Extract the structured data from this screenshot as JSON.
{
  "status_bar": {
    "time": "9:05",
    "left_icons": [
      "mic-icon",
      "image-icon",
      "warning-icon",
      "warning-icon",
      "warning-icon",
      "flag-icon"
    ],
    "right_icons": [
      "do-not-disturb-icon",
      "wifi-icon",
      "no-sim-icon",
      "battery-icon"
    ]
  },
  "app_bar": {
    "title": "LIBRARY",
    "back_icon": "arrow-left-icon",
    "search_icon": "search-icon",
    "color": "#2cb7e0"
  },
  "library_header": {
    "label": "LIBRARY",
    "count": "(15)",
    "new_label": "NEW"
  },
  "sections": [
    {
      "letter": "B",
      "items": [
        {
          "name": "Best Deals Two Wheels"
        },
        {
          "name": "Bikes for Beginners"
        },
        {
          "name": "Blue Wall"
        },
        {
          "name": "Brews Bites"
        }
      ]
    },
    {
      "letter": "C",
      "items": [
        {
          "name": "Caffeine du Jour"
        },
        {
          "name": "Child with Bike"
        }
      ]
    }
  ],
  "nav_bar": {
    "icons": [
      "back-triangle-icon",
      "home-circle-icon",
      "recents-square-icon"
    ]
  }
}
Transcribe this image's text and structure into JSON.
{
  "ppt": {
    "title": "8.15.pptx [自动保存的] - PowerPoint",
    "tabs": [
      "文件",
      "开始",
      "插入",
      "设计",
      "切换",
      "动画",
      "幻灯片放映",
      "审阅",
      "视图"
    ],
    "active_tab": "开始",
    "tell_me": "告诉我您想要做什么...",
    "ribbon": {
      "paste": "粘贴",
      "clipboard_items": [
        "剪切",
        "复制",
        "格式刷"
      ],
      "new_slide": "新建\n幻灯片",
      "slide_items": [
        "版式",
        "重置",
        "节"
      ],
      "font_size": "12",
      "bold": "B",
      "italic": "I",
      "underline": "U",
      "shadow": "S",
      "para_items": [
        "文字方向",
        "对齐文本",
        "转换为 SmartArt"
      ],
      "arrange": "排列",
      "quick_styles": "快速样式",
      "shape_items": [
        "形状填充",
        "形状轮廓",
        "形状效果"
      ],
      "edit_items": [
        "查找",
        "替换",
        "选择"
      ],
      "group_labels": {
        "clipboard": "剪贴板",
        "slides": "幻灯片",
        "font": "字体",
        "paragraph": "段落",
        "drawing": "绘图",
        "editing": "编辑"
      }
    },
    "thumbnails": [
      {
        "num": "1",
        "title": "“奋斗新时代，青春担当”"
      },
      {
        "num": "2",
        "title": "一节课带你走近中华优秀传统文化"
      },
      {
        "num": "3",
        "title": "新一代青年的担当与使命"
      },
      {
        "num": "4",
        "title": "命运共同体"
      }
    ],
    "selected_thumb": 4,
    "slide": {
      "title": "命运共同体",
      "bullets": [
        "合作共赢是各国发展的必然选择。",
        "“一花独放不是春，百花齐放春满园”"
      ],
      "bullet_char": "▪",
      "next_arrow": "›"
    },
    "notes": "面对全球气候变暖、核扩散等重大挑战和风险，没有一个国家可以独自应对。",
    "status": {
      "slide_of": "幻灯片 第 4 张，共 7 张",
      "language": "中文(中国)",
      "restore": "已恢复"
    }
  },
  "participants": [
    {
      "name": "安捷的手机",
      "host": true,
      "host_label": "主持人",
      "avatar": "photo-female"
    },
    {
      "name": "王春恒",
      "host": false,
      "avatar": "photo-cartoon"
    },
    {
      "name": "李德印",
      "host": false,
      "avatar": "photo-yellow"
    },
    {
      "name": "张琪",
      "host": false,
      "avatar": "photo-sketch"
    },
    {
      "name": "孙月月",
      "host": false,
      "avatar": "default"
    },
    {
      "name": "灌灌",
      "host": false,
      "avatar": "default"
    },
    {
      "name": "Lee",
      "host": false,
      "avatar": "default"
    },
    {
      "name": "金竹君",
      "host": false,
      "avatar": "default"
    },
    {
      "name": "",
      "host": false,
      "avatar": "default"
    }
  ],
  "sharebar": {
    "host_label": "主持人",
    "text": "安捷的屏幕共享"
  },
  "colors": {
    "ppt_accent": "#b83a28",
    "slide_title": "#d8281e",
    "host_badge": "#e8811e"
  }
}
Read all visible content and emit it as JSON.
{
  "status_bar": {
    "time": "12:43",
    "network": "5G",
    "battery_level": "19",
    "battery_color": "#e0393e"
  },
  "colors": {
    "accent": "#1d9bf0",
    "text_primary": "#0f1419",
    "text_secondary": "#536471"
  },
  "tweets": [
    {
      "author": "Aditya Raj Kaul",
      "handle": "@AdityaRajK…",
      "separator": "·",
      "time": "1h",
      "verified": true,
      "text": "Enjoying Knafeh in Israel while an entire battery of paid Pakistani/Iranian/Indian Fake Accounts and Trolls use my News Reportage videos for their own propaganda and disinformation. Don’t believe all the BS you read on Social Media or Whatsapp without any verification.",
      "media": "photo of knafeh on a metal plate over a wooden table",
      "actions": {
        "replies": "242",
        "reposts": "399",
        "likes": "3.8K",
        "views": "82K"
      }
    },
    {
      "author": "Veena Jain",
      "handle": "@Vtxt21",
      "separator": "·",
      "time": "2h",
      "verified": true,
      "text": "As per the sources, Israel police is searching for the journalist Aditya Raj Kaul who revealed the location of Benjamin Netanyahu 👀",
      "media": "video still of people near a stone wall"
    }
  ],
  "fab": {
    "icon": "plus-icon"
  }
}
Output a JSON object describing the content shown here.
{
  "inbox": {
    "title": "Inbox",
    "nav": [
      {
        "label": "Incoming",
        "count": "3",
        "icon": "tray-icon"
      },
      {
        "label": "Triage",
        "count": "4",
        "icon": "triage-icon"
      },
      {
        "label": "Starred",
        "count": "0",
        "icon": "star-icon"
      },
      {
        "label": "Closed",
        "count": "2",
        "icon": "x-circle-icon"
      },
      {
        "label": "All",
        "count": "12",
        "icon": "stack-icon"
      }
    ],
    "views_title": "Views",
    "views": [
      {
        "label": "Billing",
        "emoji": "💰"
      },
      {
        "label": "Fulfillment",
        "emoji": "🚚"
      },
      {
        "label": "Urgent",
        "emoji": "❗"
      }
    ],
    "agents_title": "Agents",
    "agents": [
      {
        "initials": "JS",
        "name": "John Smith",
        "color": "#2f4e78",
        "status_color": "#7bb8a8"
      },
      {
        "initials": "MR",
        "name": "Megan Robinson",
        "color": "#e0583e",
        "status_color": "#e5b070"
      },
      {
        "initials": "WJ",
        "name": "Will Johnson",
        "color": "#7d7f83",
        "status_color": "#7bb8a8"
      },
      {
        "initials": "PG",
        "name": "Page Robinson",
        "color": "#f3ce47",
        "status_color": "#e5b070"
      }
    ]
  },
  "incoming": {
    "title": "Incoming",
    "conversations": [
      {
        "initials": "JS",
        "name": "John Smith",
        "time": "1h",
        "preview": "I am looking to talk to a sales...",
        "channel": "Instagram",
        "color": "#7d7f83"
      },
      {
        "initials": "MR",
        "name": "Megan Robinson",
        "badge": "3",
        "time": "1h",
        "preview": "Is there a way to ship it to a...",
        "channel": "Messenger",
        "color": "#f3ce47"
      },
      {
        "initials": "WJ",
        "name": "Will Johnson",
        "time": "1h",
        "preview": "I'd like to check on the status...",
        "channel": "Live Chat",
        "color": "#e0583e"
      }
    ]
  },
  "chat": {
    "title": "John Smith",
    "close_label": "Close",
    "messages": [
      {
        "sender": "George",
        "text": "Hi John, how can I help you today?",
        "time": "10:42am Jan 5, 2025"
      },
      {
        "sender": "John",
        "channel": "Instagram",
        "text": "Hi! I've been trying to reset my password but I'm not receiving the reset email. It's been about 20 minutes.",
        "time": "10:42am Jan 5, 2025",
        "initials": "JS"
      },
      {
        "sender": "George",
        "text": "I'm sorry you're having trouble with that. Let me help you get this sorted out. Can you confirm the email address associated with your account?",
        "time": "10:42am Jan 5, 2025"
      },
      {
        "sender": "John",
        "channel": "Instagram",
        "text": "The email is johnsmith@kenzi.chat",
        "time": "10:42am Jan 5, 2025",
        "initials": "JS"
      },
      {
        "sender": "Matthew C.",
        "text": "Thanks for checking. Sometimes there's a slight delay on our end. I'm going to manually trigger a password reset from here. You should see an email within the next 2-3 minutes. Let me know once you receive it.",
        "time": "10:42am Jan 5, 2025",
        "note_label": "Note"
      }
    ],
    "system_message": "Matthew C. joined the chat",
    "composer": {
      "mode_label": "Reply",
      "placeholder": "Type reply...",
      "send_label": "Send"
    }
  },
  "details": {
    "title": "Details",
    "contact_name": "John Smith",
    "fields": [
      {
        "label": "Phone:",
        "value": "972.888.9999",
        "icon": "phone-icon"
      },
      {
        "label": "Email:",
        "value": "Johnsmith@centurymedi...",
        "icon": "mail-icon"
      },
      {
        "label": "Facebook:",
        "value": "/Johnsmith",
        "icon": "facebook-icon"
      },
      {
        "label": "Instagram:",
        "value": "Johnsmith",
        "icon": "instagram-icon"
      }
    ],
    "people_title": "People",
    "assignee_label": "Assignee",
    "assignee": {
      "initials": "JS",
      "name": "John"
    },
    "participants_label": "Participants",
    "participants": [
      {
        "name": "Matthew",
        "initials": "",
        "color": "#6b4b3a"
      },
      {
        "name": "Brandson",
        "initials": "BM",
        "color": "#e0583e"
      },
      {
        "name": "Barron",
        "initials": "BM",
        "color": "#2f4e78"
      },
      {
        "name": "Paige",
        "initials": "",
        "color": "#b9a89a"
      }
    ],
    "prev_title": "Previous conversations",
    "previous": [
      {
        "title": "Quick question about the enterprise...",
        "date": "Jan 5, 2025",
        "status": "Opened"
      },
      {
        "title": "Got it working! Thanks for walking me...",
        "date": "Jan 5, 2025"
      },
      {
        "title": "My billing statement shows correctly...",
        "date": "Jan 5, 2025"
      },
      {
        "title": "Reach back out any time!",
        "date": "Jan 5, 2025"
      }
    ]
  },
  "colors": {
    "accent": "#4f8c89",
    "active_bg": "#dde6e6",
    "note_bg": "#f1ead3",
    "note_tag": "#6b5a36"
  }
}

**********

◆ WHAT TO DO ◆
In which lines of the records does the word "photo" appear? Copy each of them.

◆ REPLY ◆
      "avatar": "photo-female"
      "avatar": "photo-cartoon"
      "avatar": "photo-yellow"
      "avatar": "photo-sketch"
      "media": "photo of knafeh on a metal plate over a wooden table",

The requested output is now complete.